▶ [Provided information]:
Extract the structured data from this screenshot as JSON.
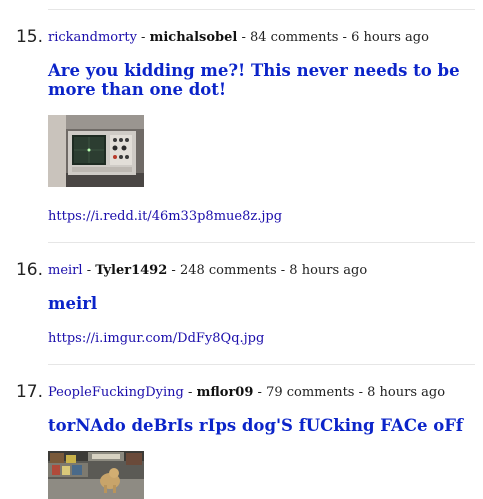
{
  "posts": [
    {
      "rank": "15.",
      "subreddit": "rickandmorty",
      "sep1": " - ",
      "author": "michalsobel",
      "sep2": " - ",
      "comments": "84 comments",
      "sep3": " - ",
      "time": "6 hours ago",
      "title": "Are you kidding me?! This never needs to be more than one dot!",
      "url": "https://i.redd.it/46m33p8mue8z.jpg"
    },
    {
      "rank": "16.",
      "subreddit": "meirl",
      "sep1": " - ",
      "author": "Tyler1492",
      "sep2": " - ",
      "comments": "248 comments",
      "sep3": " - ",
      "time": "8 hours ago",
      "title": "meirl",
      "url": "https://i.imgur.com/DdFy8Qq.jpg"
    },
    {
      "rank": "17.",
      "subreddit": "PeopleFuckingDying",
      "sep1": " - ",
      "author": "mflor09",
      "sep2": " - ",
      "comments": "79 comments",
      "sep3": " - ",
      "time": "8 hours ago",
      "title": "torNAdo deBrIs rIps dog'S fUCking FACe oFf"
    }
  ]
}
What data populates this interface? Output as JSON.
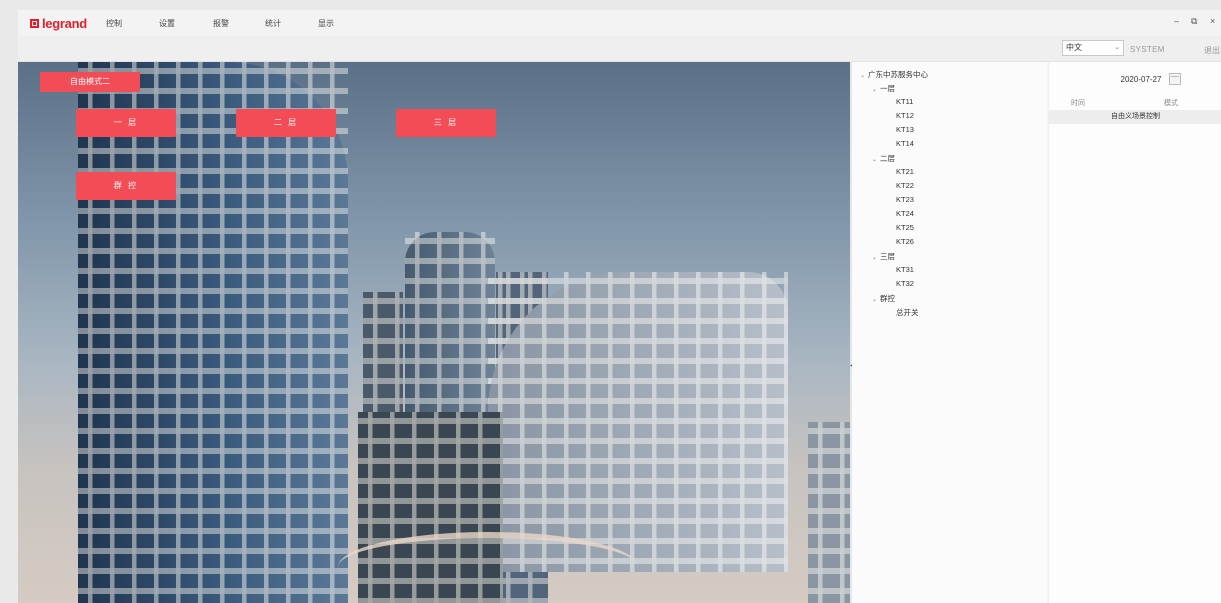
{
  "app": {
    "logo_text": "legrand",
    "menu": [
      "控制",
      "设置",
      "报警",
      "统计",
      "显示"
    ],
    "window_controls": [
      "–",
      "⧉",
      "×"
    ]
  },
  "toolbar": {
    "language": "中文",
    "user": "SYSTEM",
    "logout": "退出"
  },
  "scene": {
    "mode_button": "自由模式二",
    "buttons": [
      "一 层",
      "二 层",
      "三 层",
      "群 控"
    ]
  },
  "tree": {
    "root": "广东中苏服务中心",
    "groups": [
      {
        "label": "一层",
        "items": [
          "KT11",
          "KT12",
          "KT13",
          "KT14"
        ]
      },
      {
        "label": "二层",
        "items": [
          "KT21",
          "KT22",
          "KT23",
          "KT24",
          "KT25",
          "KT26"
        ]
      },
      {
        "label": "三层",
        "items": [
          "KT31",
          "KT32"
        ]
      },
      {
        "label": "群控",
        "items": [
          "总开关"
        ]
      }
    ]
  },
  "log": {
    "date": "2020-07-27",
    "col_time": "时间",
    "col_mode": "模式",
    "rows": [
      "自由义场景控制"
    ]
  },
  "colors": {
    "accent": "#f24c57",
    "brand": "#e01e2d"
  }
}
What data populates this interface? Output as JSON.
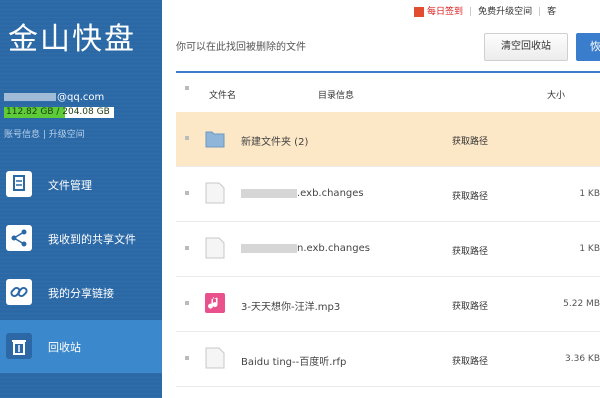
{
  "app": {
    "logo": "金山快盘"
  },
  "account": {
    "email_suffix": "@qq.com",
    "quota_text": "112.82 GB / 204.08 GB",
    "quota_fraction": 0.553,
    "account_info": "账号信息",
    "upgrade_space": "升级空间"
  },
  "nav": [
    {
      "label": "文件管理",
      "icon": "file-manage-icon",
      "active": false
    },
    {
      "label": "我收到的共享文件",
      "icon": "share-icon",
      "active": false
    },
    {
      "label": "我的分享链接",
      "icon": "link-icon",
      "active": false
    },
    {
      "label": "回收站",
      "icon": "trash-icon",
      "active": true
    }
  ],
  "topbar": {
    "daily_checkin": "每日签到",
    "free_upgrade": "免费升级空间",
    "more": "客"
  },
  "toolbar": {
    "hint": "你可以在此找回被删除的文件",
    "clear_label": "清空回收站",
    "restore_label": "恢"
  },
  "table": {
    "headers": {
      "name": "文件名",
      "path": "目录信息",
      "size": "大小"
    },
    "rows": [
      {
        "name": "新建文件夹 (2)",
        "path": "获取路径",
        "size": "",
        "type": "folder",
        "selected": true
      },
      {
        "name": ".exb.changes",
        "path": "获取路径",
        "size": "1 KB",
        "type": "file",
        "blurred": true
      },
      {
        "name": "n.exb.changes",
        "path": "获取路径",
        "size": "1 KB",
        "type": "file",
        "blurred": true
      },
      {
        "name": "3-天天想你-汪洋.mp3",
        "path": "获取路径",
        "size": "5.22 MB",
        "type": "music"
      },
      {
        "name": "Baidu ting--百度听.rfp",
        "path": "获取路径",
        "size": "3.36 KB",
        "type": "file"
      }
    ]
  },
  "colors": {
    "sidebar": "#2a68a6",
    "active_nav": "#3b88cc",
    "accent": "#3a7dcc",
    "selected_row": "#fce7c6",
    "quota_fill": "#5ecb38"
  }
}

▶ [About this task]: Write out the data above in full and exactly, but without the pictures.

▶ [Exercise output]:
Extract the structured data from this screenshot as JSON.
{
  "posts": [
    {
      "rank": "15.",
      "subreddit": "rickandmorty",
      "sep1": " - ",
      "author": "michalsobel",
      "sep2": " - ",
      "comments": "84 comments",
      "sep3": " - ",
      "time": "6 hours ago",
      "title": "Are you kidding me?! This never needs to be more than one dot!",
      "url": "https://i.redd.it/46m33p8mue8z.jpg"
    },
    {
      "rank": "16.",
      "subreddit": "meirl",
      "sep1": " - ",
      "author": "Tyler1492",
      "sep2": " - ",
      "comments": "248 comments",
      "sep3": " - ",
      "time": "8 hours ago",
      "title": "meirl",
      "url": "https://i.imgur.com/DdFy8Qq.jpg"
    },
    {
      "rank": "17.",
      "subreddit": "PeopleFuckingDying",
      "sep1": " - ",
      "author": "mflor09",
      "sep2": " - ",
      "comments": "79 comments",
      "sep3": " - ",
      "time": "8 hours ago",
      "title": "torNAdo deBrIs rIps dog'S fUCking FACe oFf"
    }
  ]
}
What data populates this interface? Output as JSON.
{
  "app": {
    "logo_text": "legrand",
    "menu": [
      "控制",
      "设置",
      "报警",
      "统计",
      "显示"
    ],
    "window_controls": [
      "–",
      "⧉",
      "×"
    ]
  },
  "toolbar": {
    "language": "中文",
    "user": "SYSTEM",
    "logout": "退出"
  },
  "scene": {
    "mode_button": "自由模式二",
    "buttons": [
      "一 层",
      "二 层",
      "三 层",
      "群 控"
    ]
  },
  "tree": {
    "root": "广东中苏服务中心",
    "groups": [
      {
        "label": "一层",
        "items": [
          "KT11",
          "KT12",
          "KT13",
          "KT14"
        ]
      },
      {
        "label": "二层",
        "items": [
          "KT21",
          "KT22",
          "KT23",
          "KT24",
          "KT25",
          "KT26"
        ]
      },
      {
        "label": "三层",
        "items": [
          "KT31",
          "KT32"
        ]
      },
      {
        "label": "群控",
        "items": [
          "总开关"
        ]
      }
    ]
  },
  "log": {
    "date": "2020-07-27",
    "col_time": "时间",
    "col_mode": "模式",
    "rows": [
      "自由义场景控制"
    ]
  },
  "colors": {
    "accent": "#f24c57",
    "brand": "#e01e2d"
  }
}
What data populates this interface? Output as JSON.
{
  "app": {
    "logo": "金山快盘"
  },
  "account": {
    "email_suffix": "@qq.com",
    "quota_text": "112.82 GB / 204.08 GB",
    "quota_fraction": 0.553,
    "account_info": "账号信息",
    "upgrade_space": "升级空间"
  },
  "nav": [
    {
      "label": "文件管理",
      "icon": "file-manage-icon",
      "active": false
    },
    {
      "label": "我收到的共享文件",
      "icon": "share-icon",
      "active": false
    },
    {
      "label": "我的分享链接",
      "icon": "link-icon",
      "active": false
    },
    {
      "label": "回收站",
      "icon": "trash-icon",
      "active": true
    }
  ],
  "topbar": {
    "daily_checkin": "每日签到",
    "free_upgrade": "免费升级空间",
    "more": "客"
  },
  "toolbar": {
    "hint": "你可以在此找回被删除的文件",
    "clear_label": "清空回收站",
    "restore_label": "恢"
  },
  "table": {
    "headers": {
      "name": "文件名",
      "path": "目录信息",
      "size": "大小"
    },
    "rows": [
      {
        "name": "新建文件夹 (2)",
        "path": "获取路径",
        "size": "",
        "type": "folder",
        "selected": true
      },
      {
        "name": ".exb.changes",
        "path": "获取路径",
        "size": "1 KB",
        "type": "file",
        "blurred": true
      },
      {
        "name": "n.exb.changes",
        "path": "获取路径",
        "size": "1 KB",
        "type": "file",
        "blurred": true
      },
      {
        "name": "3-天天想你-汪洋.mp3",
        "path": "获取路径",
        "size": "5.22 MB",
        "type": "music"
      },
      {
        "name": "Baidu ting--百度听.rfp",
        "path": "获取路径",
        "size": "3.36 KB",
        "type": "file"
      }
    ]
  },
  "colors": {
    "sidebar": "#2a68a6",
    "active_nav": "#3b88cc",
    "accent": "#3a7dcc",
    "selected_row": "#fce7c6",
    "quota_fill": "#5ecb38"
  }
}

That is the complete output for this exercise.